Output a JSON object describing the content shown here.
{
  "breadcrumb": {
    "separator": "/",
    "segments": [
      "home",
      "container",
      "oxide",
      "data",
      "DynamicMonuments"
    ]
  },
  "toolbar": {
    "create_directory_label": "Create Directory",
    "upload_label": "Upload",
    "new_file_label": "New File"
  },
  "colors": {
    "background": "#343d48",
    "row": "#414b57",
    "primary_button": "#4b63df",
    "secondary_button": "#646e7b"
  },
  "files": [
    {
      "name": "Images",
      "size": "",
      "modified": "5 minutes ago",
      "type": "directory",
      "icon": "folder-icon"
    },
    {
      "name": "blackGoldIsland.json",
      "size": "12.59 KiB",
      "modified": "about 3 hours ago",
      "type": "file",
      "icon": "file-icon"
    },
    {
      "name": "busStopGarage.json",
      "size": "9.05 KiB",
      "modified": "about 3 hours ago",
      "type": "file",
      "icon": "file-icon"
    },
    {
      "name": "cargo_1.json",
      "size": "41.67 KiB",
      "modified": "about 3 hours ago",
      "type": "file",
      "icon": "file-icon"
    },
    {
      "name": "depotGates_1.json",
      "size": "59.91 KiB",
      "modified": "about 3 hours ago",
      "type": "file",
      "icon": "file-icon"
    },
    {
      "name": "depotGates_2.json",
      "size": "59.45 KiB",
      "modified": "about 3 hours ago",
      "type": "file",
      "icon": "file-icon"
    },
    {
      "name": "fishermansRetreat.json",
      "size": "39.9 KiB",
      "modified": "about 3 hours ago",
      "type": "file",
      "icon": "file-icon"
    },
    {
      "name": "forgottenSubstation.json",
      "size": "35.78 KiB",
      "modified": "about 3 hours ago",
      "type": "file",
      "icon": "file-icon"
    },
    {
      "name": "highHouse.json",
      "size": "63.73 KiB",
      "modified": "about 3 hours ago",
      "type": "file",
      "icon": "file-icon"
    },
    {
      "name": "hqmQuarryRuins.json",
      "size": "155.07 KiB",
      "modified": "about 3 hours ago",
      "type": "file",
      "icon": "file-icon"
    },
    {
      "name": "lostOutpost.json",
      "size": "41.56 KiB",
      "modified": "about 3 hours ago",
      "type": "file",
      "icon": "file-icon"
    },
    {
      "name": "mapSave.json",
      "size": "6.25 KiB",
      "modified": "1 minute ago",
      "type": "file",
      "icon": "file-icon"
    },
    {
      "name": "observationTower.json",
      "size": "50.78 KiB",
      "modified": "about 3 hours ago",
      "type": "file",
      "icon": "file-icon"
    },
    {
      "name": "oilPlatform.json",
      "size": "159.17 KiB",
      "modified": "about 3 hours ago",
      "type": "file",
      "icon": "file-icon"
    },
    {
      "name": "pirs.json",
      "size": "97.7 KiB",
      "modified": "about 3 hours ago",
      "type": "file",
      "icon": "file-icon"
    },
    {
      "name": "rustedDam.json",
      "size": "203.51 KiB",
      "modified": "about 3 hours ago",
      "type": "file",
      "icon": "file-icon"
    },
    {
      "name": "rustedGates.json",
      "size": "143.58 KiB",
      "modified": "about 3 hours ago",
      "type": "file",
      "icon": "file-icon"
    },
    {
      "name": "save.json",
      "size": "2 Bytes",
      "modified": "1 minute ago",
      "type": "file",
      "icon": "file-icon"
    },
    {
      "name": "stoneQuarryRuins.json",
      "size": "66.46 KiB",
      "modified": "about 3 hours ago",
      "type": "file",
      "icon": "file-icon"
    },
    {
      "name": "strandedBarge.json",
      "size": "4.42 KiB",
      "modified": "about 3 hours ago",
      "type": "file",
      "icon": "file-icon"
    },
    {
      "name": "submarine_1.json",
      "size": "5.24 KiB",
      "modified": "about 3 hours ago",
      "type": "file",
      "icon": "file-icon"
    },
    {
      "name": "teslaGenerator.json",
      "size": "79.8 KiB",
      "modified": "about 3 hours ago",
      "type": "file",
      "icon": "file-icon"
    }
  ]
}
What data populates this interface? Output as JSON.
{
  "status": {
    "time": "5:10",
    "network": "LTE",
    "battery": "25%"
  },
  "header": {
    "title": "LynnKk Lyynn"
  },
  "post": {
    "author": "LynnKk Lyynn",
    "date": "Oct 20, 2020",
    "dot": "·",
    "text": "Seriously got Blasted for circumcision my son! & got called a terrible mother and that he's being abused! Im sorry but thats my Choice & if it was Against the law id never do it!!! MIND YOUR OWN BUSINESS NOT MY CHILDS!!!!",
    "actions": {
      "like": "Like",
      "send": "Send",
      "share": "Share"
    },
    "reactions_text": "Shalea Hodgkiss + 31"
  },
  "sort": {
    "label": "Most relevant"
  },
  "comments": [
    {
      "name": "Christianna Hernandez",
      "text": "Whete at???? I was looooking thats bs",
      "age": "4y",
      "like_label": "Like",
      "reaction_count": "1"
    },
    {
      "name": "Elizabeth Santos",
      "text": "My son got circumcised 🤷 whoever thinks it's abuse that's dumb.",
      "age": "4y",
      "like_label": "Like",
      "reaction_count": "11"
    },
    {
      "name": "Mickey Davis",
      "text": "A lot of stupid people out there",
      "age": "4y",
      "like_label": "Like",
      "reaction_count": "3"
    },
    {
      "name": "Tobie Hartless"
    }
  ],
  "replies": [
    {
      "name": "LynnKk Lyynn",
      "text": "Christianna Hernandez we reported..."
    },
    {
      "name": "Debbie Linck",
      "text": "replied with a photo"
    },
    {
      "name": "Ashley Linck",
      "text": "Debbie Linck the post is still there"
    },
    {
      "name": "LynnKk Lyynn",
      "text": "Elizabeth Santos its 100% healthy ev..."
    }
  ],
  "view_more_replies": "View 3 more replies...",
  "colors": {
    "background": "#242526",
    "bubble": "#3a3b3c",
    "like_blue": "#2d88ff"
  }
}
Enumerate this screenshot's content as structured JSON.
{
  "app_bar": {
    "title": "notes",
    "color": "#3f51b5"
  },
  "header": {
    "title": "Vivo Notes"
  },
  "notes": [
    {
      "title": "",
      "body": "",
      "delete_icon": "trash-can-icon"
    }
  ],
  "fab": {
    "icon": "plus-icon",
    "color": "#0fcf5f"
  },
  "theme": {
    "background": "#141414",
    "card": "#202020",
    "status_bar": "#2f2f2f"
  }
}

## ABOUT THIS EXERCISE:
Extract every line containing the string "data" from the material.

## ANSWER AREA:
      "data",
What data populates this interface? Output as JSON.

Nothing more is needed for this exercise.